Disadvantages to Using Canvas: In Canvas, students can only engage in a one-to-one exchange; within a peer review group, students cannot see their peers' comments on different papers. Rather, they can also see the comments they give and the comments that they receive. Therefore, if instructors want students to work as a full group - commenting on each other's comments - then Canvas will not be the right tool to faciltiate that process. In addition, on the instructor end, setting up peer review can feel a little confusing since it has to be done through the Assignments feature.
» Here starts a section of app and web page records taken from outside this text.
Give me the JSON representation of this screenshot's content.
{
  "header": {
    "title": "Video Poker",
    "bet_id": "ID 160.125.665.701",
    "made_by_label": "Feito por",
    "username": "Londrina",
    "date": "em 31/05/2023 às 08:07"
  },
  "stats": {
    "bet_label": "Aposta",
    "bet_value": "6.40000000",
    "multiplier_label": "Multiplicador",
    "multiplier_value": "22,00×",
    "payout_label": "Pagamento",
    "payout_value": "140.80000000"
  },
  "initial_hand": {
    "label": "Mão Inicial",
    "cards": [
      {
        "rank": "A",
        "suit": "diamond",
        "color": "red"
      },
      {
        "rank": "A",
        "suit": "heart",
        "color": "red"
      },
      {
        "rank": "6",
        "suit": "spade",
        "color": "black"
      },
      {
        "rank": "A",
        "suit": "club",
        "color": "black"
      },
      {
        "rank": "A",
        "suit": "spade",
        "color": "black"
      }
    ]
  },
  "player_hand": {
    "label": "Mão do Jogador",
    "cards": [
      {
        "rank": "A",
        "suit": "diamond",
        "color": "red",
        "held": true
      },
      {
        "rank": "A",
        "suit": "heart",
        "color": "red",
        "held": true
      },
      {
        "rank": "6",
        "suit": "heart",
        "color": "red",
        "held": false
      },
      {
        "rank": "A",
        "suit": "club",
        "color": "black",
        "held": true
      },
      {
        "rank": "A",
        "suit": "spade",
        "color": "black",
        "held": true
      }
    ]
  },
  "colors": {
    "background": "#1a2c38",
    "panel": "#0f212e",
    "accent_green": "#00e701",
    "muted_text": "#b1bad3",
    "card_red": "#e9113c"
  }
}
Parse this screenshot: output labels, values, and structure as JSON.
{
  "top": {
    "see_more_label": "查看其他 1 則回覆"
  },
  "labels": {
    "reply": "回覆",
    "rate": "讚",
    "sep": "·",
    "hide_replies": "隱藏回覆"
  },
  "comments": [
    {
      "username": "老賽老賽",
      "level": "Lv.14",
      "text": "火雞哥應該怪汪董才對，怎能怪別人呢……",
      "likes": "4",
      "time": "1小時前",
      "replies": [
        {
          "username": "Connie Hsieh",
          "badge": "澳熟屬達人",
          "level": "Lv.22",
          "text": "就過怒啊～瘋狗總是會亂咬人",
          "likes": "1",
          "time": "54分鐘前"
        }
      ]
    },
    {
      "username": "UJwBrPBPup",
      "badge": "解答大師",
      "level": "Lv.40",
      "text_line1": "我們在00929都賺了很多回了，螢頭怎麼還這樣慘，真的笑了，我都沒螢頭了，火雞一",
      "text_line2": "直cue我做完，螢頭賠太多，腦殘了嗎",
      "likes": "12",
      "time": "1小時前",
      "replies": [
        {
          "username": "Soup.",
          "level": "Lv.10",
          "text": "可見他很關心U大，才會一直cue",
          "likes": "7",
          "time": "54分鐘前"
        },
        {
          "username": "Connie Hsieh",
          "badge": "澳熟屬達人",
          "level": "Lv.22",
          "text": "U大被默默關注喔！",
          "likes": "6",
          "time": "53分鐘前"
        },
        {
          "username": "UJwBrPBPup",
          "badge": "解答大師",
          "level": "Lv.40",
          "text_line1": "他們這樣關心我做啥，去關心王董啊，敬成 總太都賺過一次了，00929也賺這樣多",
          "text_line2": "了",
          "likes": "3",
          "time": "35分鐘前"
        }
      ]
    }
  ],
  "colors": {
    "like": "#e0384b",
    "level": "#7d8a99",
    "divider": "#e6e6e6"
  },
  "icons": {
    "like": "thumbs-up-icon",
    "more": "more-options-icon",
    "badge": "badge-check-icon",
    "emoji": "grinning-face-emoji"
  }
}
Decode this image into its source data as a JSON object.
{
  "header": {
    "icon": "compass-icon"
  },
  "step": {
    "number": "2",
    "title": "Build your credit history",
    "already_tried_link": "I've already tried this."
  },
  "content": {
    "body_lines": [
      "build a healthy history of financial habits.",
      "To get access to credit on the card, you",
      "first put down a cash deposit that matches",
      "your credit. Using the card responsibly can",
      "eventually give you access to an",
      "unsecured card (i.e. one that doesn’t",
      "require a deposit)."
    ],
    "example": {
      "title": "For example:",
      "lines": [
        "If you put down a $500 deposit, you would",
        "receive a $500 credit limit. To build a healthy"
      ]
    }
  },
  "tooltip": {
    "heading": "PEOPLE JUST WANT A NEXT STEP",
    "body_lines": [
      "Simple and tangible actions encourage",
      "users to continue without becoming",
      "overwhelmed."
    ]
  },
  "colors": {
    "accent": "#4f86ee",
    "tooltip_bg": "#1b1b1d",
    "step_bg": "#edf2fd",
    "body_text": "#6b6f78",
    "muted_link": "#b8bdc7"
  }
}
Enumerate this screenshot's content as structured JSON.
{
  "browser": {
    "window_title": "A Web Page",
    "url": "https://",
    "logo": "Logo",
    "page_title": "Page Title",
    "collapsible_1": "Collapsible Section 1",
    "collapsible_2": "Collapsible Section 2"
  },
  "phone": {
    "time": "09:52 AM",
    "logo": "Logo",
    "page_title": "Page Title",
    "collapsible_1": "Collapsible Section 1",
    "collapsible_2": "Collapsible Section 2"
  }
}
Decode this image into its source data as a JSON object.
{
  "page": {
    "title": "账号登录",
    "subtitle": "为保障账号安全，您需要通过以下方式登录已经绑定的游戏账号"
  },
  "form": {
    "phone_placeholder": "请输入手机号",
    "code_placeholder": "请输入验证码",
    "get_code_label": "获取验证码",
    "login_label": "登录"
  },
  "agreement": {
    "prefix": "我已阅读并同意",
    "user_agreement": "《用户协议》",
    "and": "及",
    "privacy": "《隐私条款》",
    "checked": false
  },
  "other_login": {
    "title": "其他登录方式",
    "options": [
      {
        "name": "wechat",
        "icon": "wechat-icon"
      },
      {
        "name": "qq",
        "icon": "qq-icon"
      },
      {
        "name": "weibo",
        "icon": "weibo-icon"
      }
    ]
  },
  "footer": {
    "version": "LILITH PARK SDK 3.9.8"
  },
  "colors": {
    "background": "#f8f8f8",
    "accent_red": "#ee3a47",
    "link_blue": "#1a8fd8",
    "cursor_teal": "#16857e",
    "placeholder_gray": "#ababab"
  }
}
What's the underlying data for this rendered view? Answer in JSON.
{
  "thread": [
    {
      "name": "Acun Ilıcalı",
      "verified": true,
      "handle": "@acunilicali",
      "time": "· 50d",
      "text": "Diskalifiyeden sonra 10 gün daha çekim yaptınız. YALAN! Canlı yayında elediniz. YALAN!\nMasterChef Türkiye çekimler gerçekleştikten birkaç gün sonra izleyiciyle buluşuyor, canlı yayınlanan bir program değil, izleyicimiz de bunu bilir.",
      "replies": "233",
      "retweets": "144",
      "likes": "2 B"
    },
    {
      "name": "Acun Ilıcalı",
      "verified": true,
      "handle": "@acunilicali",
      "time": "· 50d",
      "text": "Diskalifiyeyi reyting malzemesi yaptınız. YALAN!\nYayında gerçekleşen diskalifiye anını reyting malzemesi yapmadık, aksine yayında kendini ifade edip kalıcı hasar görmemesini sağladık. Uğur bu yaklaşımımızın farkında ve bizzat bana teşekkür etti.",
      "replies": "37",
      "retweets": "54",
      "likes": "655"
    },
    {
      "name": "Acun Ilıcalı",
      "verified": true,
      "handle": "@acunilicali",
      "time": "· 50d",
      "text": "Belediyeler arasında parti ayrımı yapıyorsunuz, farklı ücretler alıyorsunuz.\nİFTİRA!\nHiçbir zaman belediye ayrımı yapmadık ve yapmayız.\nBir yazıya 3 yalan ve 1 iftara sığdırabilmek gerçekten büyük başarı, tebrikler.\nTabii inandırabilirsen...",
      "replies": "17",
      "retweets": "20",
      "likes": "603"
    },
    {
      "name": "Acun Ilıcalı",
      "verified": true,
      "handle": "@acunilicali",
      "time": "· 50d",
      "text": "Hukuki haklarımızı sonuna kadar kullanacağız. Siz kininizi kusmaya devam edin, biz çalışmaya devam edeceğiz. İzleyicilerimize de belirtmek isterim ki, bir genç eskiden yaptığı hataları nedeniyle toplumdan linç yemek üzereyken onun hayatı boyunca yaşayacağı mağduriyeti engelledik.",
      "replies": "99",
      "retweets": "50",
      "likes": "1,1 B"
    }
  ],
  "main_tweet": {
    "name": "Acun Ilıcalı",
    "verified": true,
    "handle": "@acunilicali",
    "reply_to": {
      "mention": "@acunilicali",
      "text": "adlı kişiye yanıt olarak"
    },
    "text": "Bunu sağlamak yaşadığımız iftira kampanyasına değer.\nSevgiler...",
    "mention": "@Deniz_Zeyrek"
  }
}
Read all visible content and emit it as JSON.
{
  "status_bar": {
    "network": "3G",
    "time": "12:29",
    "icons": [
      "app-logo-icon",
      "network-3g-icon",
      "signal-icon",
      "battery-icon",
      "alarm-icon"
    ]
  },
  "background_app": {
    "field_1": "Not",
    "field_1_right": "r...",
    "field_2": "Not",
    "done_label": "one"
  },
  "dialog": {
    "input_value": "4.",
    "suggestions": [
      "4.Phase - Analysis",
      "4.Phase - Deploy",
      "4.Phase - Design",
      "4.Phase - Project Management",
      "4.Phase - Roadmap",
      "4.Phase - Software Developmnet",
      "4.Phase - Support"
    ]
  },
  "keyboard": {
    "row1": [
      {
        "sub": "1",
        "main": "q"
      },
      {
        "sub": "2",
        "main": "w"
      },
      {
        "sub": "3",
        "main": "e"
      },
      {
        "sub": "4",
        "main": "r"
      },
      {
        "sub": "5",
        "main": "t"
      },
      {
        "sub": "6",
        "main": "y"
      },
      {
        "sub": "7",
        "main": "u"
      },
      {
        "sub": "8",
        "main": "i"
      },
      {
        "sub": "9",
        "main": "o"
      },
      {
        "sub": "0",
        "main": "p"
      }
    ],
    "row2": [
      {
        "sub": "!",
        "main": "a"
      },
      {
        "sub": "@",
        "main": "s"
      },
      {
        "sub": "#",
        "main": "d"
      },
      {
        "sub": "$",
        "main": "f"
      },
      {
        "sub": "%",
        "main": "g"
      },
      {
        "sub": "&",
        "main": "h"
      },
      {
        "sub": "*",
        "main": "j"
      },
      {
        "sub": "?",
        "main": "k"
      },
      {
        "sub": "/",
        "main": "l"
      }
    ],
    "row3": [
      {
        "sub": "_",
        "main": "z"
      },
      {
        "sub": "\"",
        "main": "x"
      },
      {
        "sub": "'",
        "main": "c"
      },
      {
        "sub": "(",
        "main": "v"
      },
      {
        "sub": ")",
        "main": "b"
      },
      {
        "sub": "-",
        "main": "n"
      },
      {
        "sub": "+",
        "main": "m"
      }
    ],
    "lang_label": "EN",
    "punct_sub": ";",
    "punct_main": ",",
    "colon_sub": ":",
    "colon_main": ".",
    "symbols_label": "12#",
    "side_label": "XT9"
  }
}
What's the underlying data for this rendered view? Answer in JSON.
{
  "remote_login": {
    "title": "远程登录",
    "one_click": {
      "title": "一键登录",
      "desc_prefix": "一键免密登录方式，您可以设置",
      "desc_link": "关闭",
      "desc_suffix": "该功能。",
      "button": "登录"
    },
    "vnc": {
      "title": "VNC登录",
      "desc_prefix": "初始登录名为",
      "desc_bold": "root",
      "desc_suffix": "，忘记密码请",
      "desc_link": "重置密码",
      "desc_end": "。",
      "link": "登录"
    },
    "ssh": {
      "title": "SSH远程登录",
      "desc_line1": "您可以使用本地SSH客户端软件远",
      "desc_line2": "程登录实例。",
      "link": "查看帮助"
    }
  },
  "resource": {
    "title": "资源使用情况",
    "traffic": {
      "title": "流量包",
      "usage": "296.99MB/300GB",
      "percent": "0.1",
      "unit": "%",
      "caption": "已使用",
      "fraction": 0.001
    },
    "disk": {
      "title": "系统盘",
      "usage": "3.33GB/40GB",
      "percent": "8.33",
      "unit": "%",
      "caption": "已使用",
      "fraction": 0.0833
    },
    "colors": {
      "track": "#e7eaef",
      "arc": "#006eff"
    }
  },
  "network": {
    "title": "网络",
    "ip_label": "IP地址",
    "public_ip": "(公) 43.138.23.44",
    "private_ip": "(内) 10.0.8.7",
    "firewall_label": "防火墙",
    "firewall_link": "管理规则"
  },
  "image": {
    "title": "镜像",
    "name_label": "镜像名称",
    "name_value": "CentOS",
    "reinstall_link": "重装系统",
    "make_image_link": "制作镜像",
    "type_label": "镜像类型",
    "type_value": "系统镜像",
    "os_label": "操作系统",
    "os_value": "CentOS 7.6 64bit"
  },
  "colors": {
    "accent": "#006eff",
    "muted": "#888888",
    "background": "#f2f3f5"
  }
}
Description: Google Docs is a collaborative writing platform where students can comment on each other's work online. Google Docs has largely the same functionality as a word processor, but with the advantages of allowing students to work on documents collaboratively in real time. With rigorous version control tools that allow students to track revisions by different users over time, Google Docs allows students to quickly see how their paper is getting revised by their peers. Students can offer both comments in the margins and offer a marginal end note. While no rubric tool is built into Google Docs, instructors can create a separate document for students to complete a required rubric.
Advantages to using Google Docs: Google Docs offers users a lot of flexibility for commenting on student work and is the most collaborative tool available since it allows users to see each other's comments and work together in real time. Google Docs' commenting tools are also quite robust; students can make a variety of changes. Plus, Stanford students all have access to a Google Drive account, so it is likely that students use Google Docs in other class contexts and may have some familiarity with how the tool works already, eliminating the need to offer much technical orientation.
Disadvantages to using Google Docs: The privacy and visibility settings in Google Docs can be confusing to students; they will need to make sure that they've shared their docs in a way that will allow peer reviewers both to see and edit the document. Further, as a third party tool, students will need to navigate outside of the course management system to access it. Google Docs' comments can also be challenging to download since the format of the documents is meant to be viewed on the screen.
Description: Microsoft Word is one of the most popular word processing tools for writers to use and it offers robust commenting tools. For example, students can write comments in the margin of the paper or write summative comments at the end of the paper. Microsoft Word is not a free program, but with their Stanford accounts, students can install the Microsoft Office suite for free.
Advantages to using Microsoft Word: The Microsoft word interface is basically a digitized version of a hard copy, so it has the advantages of looking visually familiar to students who are accustomed to printed peer review. The commenting tools are clear and will help students easily archive and keep trakc of comments and changes to their essays.
Disadvantages to using Microsoft Word: Like Canvas, Microsoft Word mostly facilitates one-to-one exchanges. While students could send each other versions of their papers with peers' comments, this process can be a bit cumbersome because it requires that students upload new versions of their documents every time that another person contributes to the conversation. Further, Microsoft Word documents can be easy to lose track of precisely because they are not stored in the cloud and cannot be commented on in real time.